Welcome to the first Patch Roundup blog for 2023, where we review some of the major updates from vendors this month.
Microsoft Patch Tuesday
After the relatively nice update in December which addressed 48 vulnerabilities, we are back up to the usual number this month with the release of 98 security fixes.
Two zero-day flaws are addressed, but only one which is being actively exploited, CVE-2023-21674 which has a CVSS of 8.8. This is an elevation of privilege vulnerability across most of the support Windows versions, and this flaw allows an attacker with local privileges to elevate to system. The other elevation of privilege vulnerability in Windows SMB Witness service also received an 8.8 severity score, further details under CVE-2023-21549
Another vulnerability worth noting is CVE-2023-21743 which is a Microsoft SharePoint remote authentication bypass, whilst this has a low CVSS score of 5.3, it is still deemed as critical. Microsoft have also flagged this flaw as “more likely to be exploited” in the future. Remediation however does require the admin to take some additional action, so it isn’t case of ‘just patch it!’ Per the bulletin: “Customers must also trigger a SharePoint upgrade action included in this update to protect their SharePoint farm.

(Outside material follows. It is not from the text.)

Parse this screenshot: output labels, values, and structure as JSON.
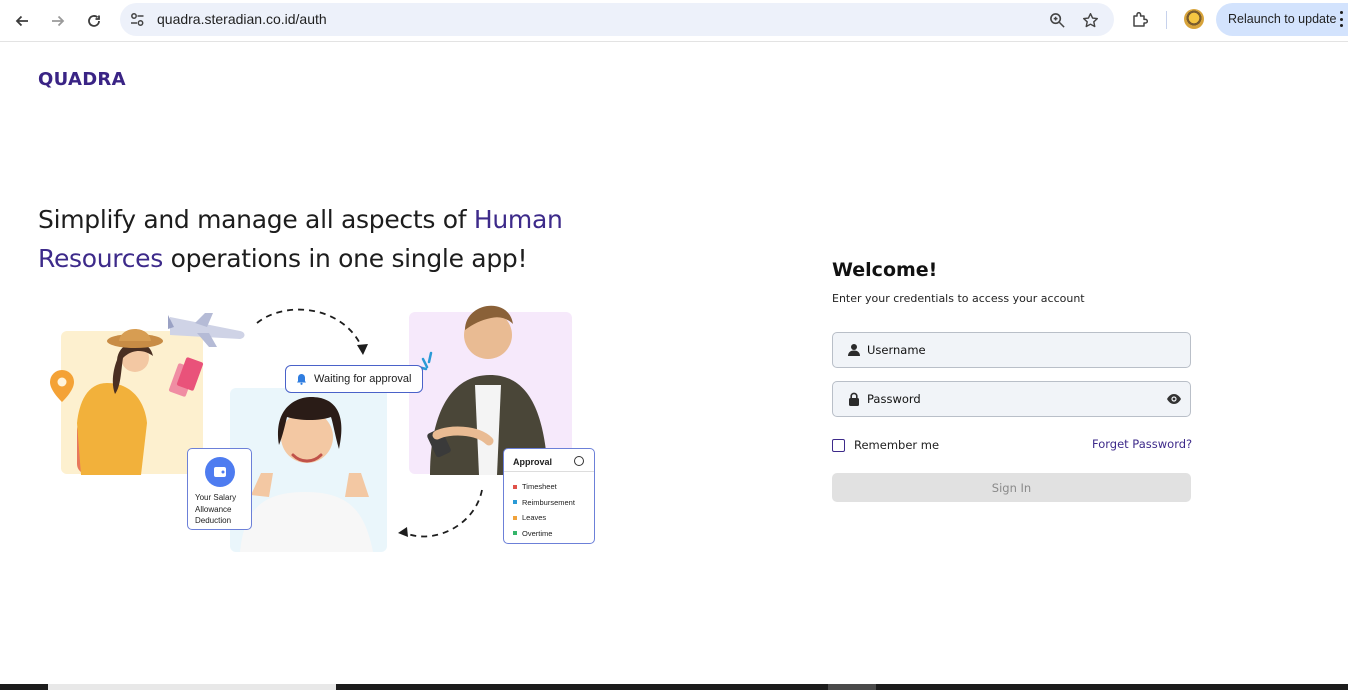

The upgrade action can be triggered by running the SharePoint Products Configuration Wizard, the Upgrade-SPFarm PowerShell cmdlet, or the "psconfig.exe -cmd upgrade -inplace b2b" command on each SharePoint server after installing the update.”
The final one to touch on from Microsoft is CVE-2023-21563 which is a Bitlocker security feature bypass. As the vast majority of organisations rely on Bitlocker for FDE now, this vulnerability appears to suggest that it could be possible to bypass and gain access to the OS.
Adobe has released patches against 29 vulnerabilities across Acrobat, Reader, InDesign, InCopy and Dimension. 15 of the bugs in Reader are rated as critical severity so well worth a visit with the CISA notice here: Adobe Releases Security Updates for Multiple Products | CISA
Finally, it would be remiss to not raise the LastPass security breach, as notified here by LastPass themselves: Notice of Recent Security Incident - The LastPass Blog
The stolen password vaults are encrypted however there is a risk they could be decrypted. At the time of writing there is no verified evidence of this happening, however, it is a likely scenario. The risk to you is highly dependent on the quality of your master password. However, if the master password or a variant has been disclosed elsewhere there is a heighted increase of attack. Additionally, having 2FA on your LastPass vault will not stop an attacker decrypting the vault.